Work to complete
Check the material that follows and say how many lines include the string "description", giving the number alone.
+++ Material to process
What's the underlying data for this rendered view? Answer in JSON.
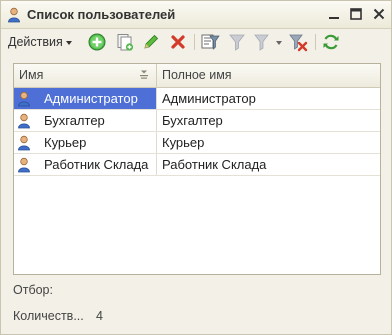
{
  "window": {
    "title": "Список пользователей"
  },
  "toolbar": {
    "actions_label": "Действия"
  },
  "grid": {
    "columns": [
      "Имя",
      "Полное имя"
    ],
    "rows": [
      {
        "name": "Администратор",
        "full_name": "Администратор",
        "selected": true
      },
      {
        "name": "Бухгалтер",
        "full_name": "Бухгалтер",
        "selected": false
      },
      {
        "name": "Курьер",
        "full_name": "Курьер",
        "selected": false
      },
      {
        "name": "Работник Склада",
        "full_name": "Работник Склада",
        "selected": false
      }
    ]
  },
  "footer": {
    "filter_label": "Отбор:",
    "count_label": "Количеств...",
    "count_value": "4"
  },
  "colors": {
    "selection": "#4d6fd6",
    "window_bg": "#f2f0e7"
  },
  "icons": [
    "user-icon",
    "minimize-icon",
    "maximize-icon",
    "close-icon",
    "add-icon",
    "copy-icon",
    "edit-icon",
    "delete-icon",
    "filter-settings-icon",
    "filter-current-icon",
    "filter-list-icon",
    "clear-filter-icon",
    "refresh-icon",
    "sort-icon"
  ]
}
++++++
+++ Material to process
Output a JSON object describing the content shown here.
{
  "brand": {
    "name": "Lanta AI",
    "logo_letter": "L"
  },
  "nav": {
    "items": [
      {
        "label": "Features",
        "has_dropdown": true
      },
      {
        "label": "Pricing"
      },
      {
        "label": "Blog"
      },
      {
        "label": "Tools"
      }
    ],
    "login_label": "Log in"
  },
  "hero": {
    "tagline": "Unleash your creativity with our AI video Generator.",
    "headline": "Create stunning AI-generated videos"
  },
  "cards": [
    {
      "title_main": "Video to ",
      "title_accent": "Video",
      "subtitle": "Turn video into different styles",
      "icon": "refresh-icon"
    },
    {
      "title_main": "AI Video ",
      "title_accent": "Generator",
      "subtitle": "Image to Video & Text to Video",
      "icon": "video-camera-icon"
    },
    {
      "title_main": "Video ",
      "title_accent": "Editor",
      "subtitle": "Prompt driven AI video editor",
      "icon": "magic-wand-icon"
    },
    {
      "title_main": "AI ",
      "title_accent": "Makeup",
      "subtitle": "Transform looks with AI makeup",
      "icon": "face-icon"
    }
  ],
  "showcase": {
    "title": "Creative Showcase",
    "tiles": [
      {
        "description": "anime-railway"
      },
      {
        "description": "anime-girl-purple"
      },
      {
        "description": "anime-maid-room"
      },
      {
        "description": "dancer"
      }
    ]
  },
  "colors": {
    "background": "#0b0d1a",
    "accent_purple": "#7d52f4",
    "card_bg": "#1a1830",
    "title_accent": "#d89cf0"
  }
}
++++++
Written response
4